This is definitely personal taste, but deckbuilding in CCGs drives me crazy, and often makes it so that I can’t enjoy the game. If I play a CCG and lose, it’s because I didn’t build my deck right; if I play a CCG and win, it’s because my opponent didn’t build their deck right. Either way, I can’t take any real satisfaction in my victory.
This is why I only play Magic with pre-constructed decks.
A common thread for me is that I don’t like being forced to play one game to play another. In this instance, I don’t like being forced to play the deckbuilding game in order to play the main card-strategy game.
A game weakened by this mechanic: Android: Netrunner. Netrunner has a really interesting system involving bluffs and counterplays between the corporation and the runner. But it works best when both sides have some idea of the cards in the other player’s deck. Now that the game has seen a few expansions, we’re starting to see the degenerate combos that plague CCGs, and I find myself really wishing that the core set had been a standalone, non-expandable product.
A game that overcomes this weakness: Any drafting mechanic, where you aren’t in total control of what cards you have available, helps a lot. I have no problems with trying to make the best deck possible out of suboptimal resources. I just don’t like being asked to make the best deck possible, period.
Tacked-On Hidden Roles
I’m just going to start talking about my example, which is Bang. Bang has an interesting card play mechanic, and then some unnecessary hidden roles. You might be out to kill everyone, out to protect the sheriff, or something else.
Bang doesn’t use these hidden roles well. There’s no method built into the game to gain information on other players, and too few ways for players to distinguish themselves through their behavior. Generally, I find that my best strategy, regardless of who I’m playing, is just to turtle up, let the other players kill themselves, and hope that I happen to fulfill my victory condition.
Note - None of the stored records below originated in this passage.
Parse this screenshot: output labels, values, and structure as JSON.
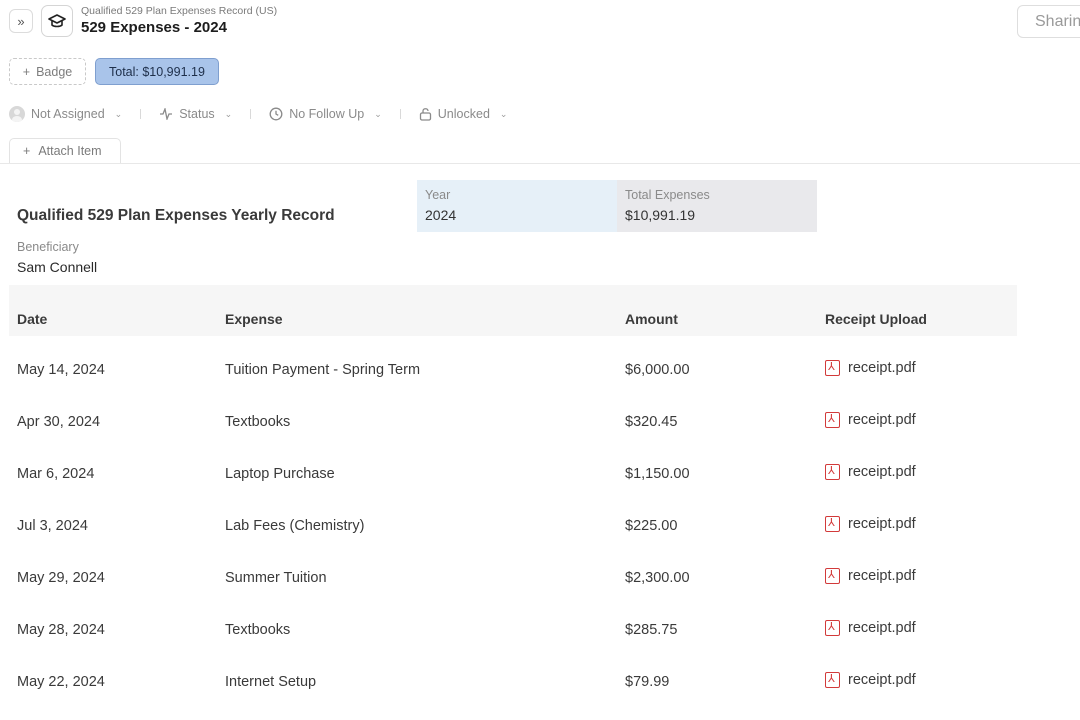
{
  "header": {
    "breadcrumb": "Qualified 529 Plan Expenses Record (US)",
    "title": "529 Expenses - 2024",
    "expand_glyph": "»",
    "share_label": "Sharing"
  },
  "badges": {
    "add_label": "Badge",
    "total_label": "Total: $10,991.19"
  },
  "meta": {
    "assignee": "Not Assigned",
    "status": "Status",
    "follow_up": "No Follow Up",
    "lock": "Unlocked"
  },
  "attach": {
    "label": "Attach Item"
  },
  "record": {
    "title": "Qualified 529 Plan Expenses Yearly Record",
    "year_label": "Year",
    "year_value": "2024",
    "total_label": "Total Expenses",
    "total_value": "$10,991.19",
    "beneficiary_label": "Beneficiary",
    "beneficiary_value": "Sam Connell"
  },
  "table": {
    "columns": [
      "Date",
      "Expense",
      "Amount",
      "Receipt Upload"
    ],
    "rows": [
      {
        "date": "May 14, 2024",
        "expense": "Tuition Payment - Spring Term",
        "amount": "$6,000.00",
        "receipt": "receipt.pdf"
      },
      {
        "date": "Apr 30, 2024",
        "expense": "Textbooks",
        "amount": "$320.45",
        "receipt": "receipt.pdf"
      },
      {
        "date": "Mar 6, 2024",
        "expense": "Laptop Purchase",
        "amount": "$1,150.00",
        "receipt": "receipt.pdf"
      },
      {
        "date": "Jul 3, 2024",
        "expense": "Lab Fees (Chemistry)",
        "amount": "$225.00",
        "receipt": "receipt.pdf"
      },
      {
        "date": "May 29, 2024",
        "expense": "Summer Tuition",
        "amount": "$2,300.00",
        "receipt": "receipt.pdf"
      },
      {
        "date": "May 28, 2024",
        "expense": "Textbooks",
        "amount": "$285.75",
        "receipt": "receipt.pdf"
      },
      {
        "date": "May 22, 2024",
        "expense": "Internet Setup",
        "amount": "$79.99",
        "receipt": "receipt.pdf"
      }
    ]
  },
  "colors": {
    "total_badge_bg": "#a9c4ea",
    "year_box_bg": "#e6f0f8",
    "total_box_bg": "#e9e9ec",
    "pdf_icon": "#d23a3a"
  }
}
A game which overcomes this weakness: Shadow Hunters. This game has a Hermit square, which allows you to draw a card with a question and pass it to another player. Based on whether or not the card damages them, you gain some information about their hidden role. There are other cards which force players to take damage or heal damage depending on who they are, which means that during every round of the game, I am gaining some tidbit of information about who is who.
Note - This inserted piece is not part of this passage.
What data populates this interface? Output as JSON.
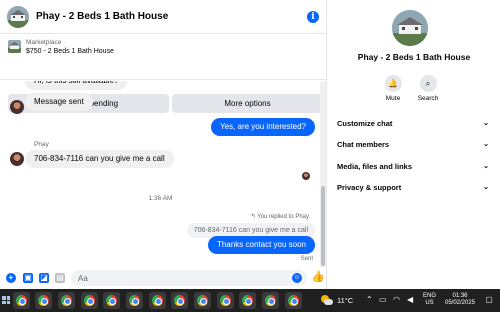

Bidding and Gambling
I’ve never understood bidding, and I hate Poker. It feels like another instance where I am not allowed to play the game that I sat down to play. I sit down for an interesting game of card probabilities, but then I have to play this weird sub-game where I try to place a numerical value on how I feel about those probabilities.
Personally, I find that bidding is a mechanic that’s just used to cover up that Poker and other games like it just aren’t much fun without the bidding element. If your primary gameplay mechanic isn’t interesting without putting money on the line, you don’t have a game.
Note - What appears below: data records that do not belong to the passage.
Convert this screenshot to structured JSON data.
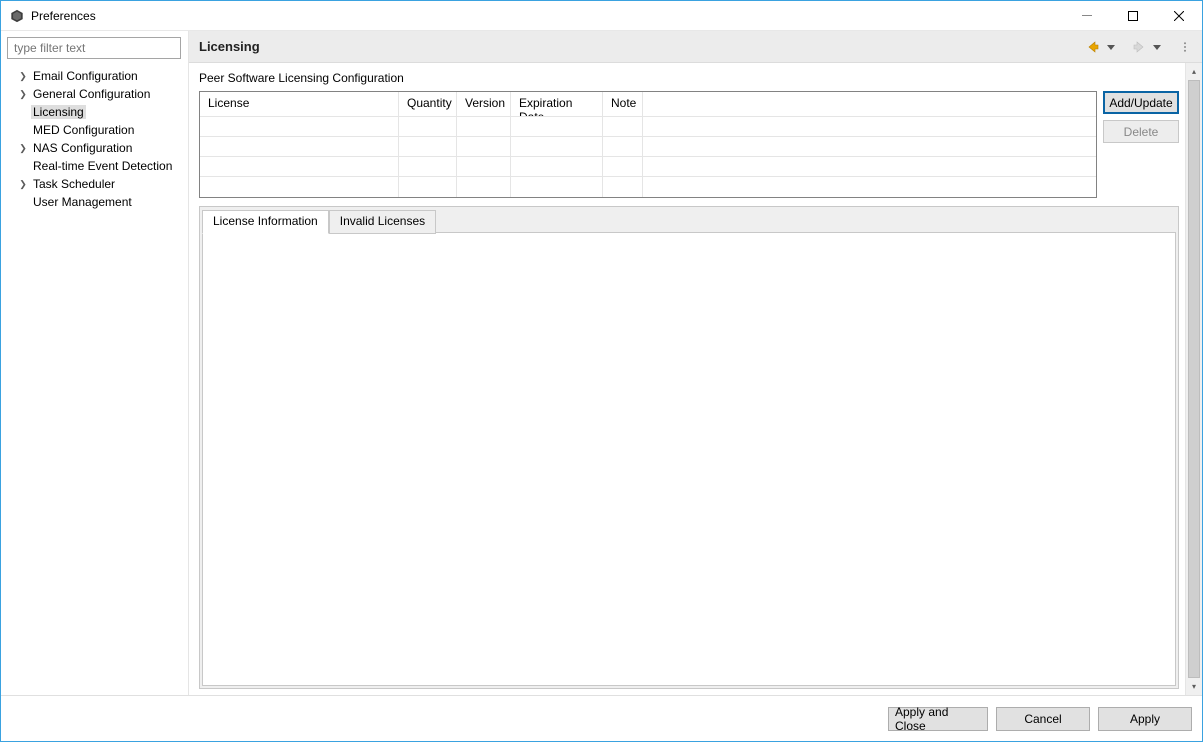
{
  "window": {
    "title": "Preferences"
  },
  "filter": {
    "placeholder": "type filter text"
  },
  "tree": {
    "items": [
      {
        "label": "Email Configuration",
        "expandable": true
      },
      {
        "label": "General Configuration",
        "expandable": true
      },
      {
        "label": "Licensing",
        "expandable": false,
        "selected": true
      },
      {
        "label": "MED Configuration",
        "expandable": false
      },
      {
        "label": "NAS Configuration",
        "expandable": true
      },
      {
        "label": "Real-time Event Detection",
        "expandable": false
      },
      {
        "label": "Task Scheduler",
        "expandable": true
      },
      {
        "label": "User Management",
        "expandable": false
      }
    ]
  },
  "page": {
    "title": "Licensing",
    "section_label": "Peer Software Licensing Configuration"
  },
  "table": {
    "columns": {
      "license": "License",
      "quantity": "Quantity",
      "version": "Version",
      "expiration": "Expiration Date",
      "note": "Note"
    },
    "rows": [
      {},
      {},
      {},
      {}
    ]
  },
  "buttons": {
    "add_update": "Add/Update",
    "delete": "Delete"
  },
  "tabs": {
    "info": "License Information",
    "invalid": "Invalid Licenses"
  },
  "footer": {
    "apply_close": "Apply and Close",
    "cancel": "Cancel",
    "apply": "Apply"
  }
}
A game weakened by this mechanic: Poker, as mentioned above. Also, Android: Netrunner is introducing a few cards where both players bid 0, 1, or 2 credits, and I really dislike it. I play Netrunner to play “Hacker trashes the evil corporation,” not “Guess how many tokens I’m holding.”
A game that overcomes this weakness: Ra. Everyone has a set of tokens with fixed values. When you win an auction, you place your token on the board and take the token that was on the board previously, so the value of the tokens you have changes constantly. Since you only have three values to bid with, I find it much easier to judge the value of the tiles before make and make a good decision.